ILM: With successful artists comes major label interest. How will you respond to that?
Kev: Well if they let us keep doing what we’re doing… It’s not like we sat down one day and said “this is how we’re going to do things,” but we appear to have a similar mindset, and the most important thing for us is to maintain that. As soon as we start styling bands and generally being idiots then we’ve lost our way. I don’t think that’ll ever happen though, because we’re all fairly strong-minded people.
ILM: What’s your studio like?
Kev: It’s in a big old church. We’re not a religious organisation, but we seem to have these connotations floating around! It’s in Crouch End. It’s a beautiful space, and the acoustics are amazing. It’s not the biggest space in the world, but it’s really nice. It’s got real floorboards, and stained glass windows…it’s just a really nice environment to work in.
ILM: What have been some of the hardest challenges to overcome?
Kev: Paying for things is quite difficult sometimes! I don't know...it’s just hard work really. There are no specific obstacles. It’s just a matter of working really hard and keeping at the job.
ILM: What advice would you give to someone who wants to set out on a similar path?
Kev: Get people involved. I think people want to feel part of something. I don’t mean that in a cynical way. If you meet a great DJ who comes down and plays a night, ask them if they want to get involved in the other aspects of the project. You’re never going to do it on your own. You’re always going to need people to help you out. You don’t own something, because if it is just your thing then you’re probably going to have to be unkind to people along the way. Why not just get everyone involved? Then through whoever’s involved you meet more people who might also be able to help you.
ILM: What have Communion Records got planned over the next few months?
Kev: We’ve finished a batch of records, which we’ve been working on since January, and we’ve got another lot that we’re about to start. So we’ve got loads of releases over the next five or six months. We’re doing Marcus Foster’s EP, which is super exciting. We’re doing the record with Matt Corby, which we’d thought was going to be an EP, but we’re thinking about doing an album now. So there are loads of records.
ILM: And events...?

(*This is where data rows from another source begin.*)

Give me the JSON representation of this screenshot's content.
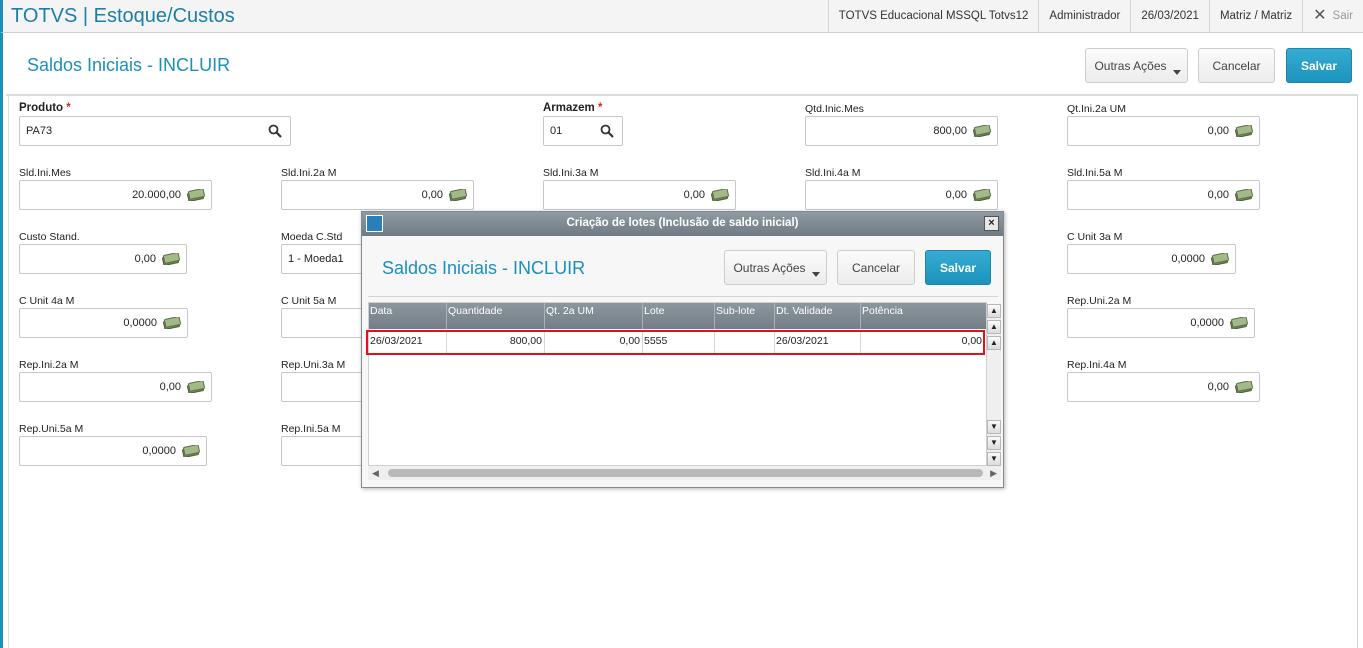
{
  "topbar": {
    "app_title": "TOTVS | Estoque/Custos",
    "environment": "TOTVS Educacional MSSQL Totvs12",
    "user": "Administrador",
    "date": "26/03/2021",
    "branch": "Matriz / Matriz",
    "exit_label": "Sair"
  },
  "page": {
    "title": "Saldos Iniciais - INCLUIR",
    "other_actions_label": "Outras Ações",
    "cancel_label": "Cancelar",
    "save_label": "Salvar"
  },
  "fields": {
    "produto": {
      "label": "Produto",
      "required": "*",
      "value": "PA73"
    },
    "armazem": {
      "label": "Armazem",
      "required": "*",
      "value": "01"
    },
    "qtd_inic_mes": {
      "label": "Qtd.Inic.Mes",
      "value": "800,00"
    },
    "qt_ini_2a_um": {
      "label": "Qt.Ini.2a UM",
      "value": "0,00"
    },
    "sld_ini_mes": {
      "label": "Sld.Ini.Mes",
      "value": "20.000,00"
    },
    "sld_ini_2a_m": {
      "label": "Sld.Ini.2a M",
      "value": "0,00"
    },
    "sld_ini_3a_m": {
      "label": "Sld.Ini.3a M",
      "value": "0,00"
    },
    "sld_ini_4a_m": {
      "label": "Sld.Ini.4a M",
      "value": "0,00"
    },
    "sld_ini_5a_m": {
      "label": "Sld.Ini.5a M",
      "value": "0,00"
    },
    "custo_stand": {
      "label": "Custo Stand.",
      "value": "0,00"
    },
    "moeda_c_std": {
      "label": "Moeda C.Std",
      "value": "1 - Moeda1"
    },
    "c_unit_3a_m": {
      "label": "C Unit 3a M",
      "value": "0,0000"
    },
    "c_unit_4a_m": {
      "label": "C Unit 4a M",
      "value": "0,0000"
    },
    "c_unit_5a_m": {
      "label": "C Unit 5a M",
      "value": ""
    },
    "rep_uni_2a_m": {
      "label": "Rep.Uni.2a M",
      "value": "0,0000"
    },
    "rep_ini_2a_m": {
      "label": "Rep.Ini.2a M",
      "value": "0,00"
    },
    "rep_uni_3a_m": {
      "label": "Rep.Uni.3a M",
      "value": ""
    },
    "rep_ini_4a_m": {
      "label": "Rep.Ini.4a M",
      "value": "0,00"
    },
    "rep_uni_5a_m": {
      "label": "Rep.Uni.5a M",
      "value": "0,0000"
    },
    "rep_ini_5a_m": {
      "label": "Rep.Ini.5a M",
      "value": ""
    }
  },
  "modal": {
    "window_title": "Criação de lotes (Inclusão de saldo inicial)",
    "close_glyph": "×",
    "title": "Saldos Iniciais - INCLUIR",
    "other_actions_label": "Outras Ações",
    "cancel_label": "Cancelar",
    "save_label": "Salvar",
    "columns": [
      "Data",
      "Quantidade",
      "Qt. 2a UM",
      "Lote",
      "Sub-lote",
      "Dt. Validade",
      "Potência"
    ],
    "rows": [
      [
        "26/03/2021",
        "800,00",
        "0,00",
        "5555",
        "",
        "26/03/2021",
        "0,00"
      ]
    ],
    "highlight_color": "#e0101c"
  },
  "icons": {
    "field_action": "money-icon",
    "lookup": "search-icon",
    "scroll_top": "double-up-arrow-icon",
    "scroll_up": "up-arrow-icon",
    "scroll_down": "down-arrow-icon",
    "scroll_bottom": "double-down-arrow-icon"
  },
  "colors": {
    "accent": "#1b8fbf",
    "primary_button": "#1c93bd",
    "grid_header": "#7f8a92"
  }
}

Kev: We’re doing a project with a venue called the Flowerpot in Kentish Town. Our friend Jay runs it, and we’re taking it over for the week of July 12th-18th. We’re going to set up a recording studio downstairs, and another one upstairs and we’re going to make various bits of it semi-residential. If an artist says “I’ve always wanted a choir on this record,” then we’ll try and set that up. We’re going to record all of those ‘happenings’, and then we’re opening the venue to the public in the evenings and recording those shows. There are also going to be after-show jams, which we’ll record. We’re basically recording everything for a week! We’re generating all the artwork and mixing the record as we go along, so essentially after one week we’re going to walk out with some sort of record. That’s going to be fun, if a bit of an organisational nightmare!
We’re also having a crack at a festival in West London in September called Bushstock. We were going to call it Bushtival, but then decided against it. I still like it! After that I don’t know. Just keep going!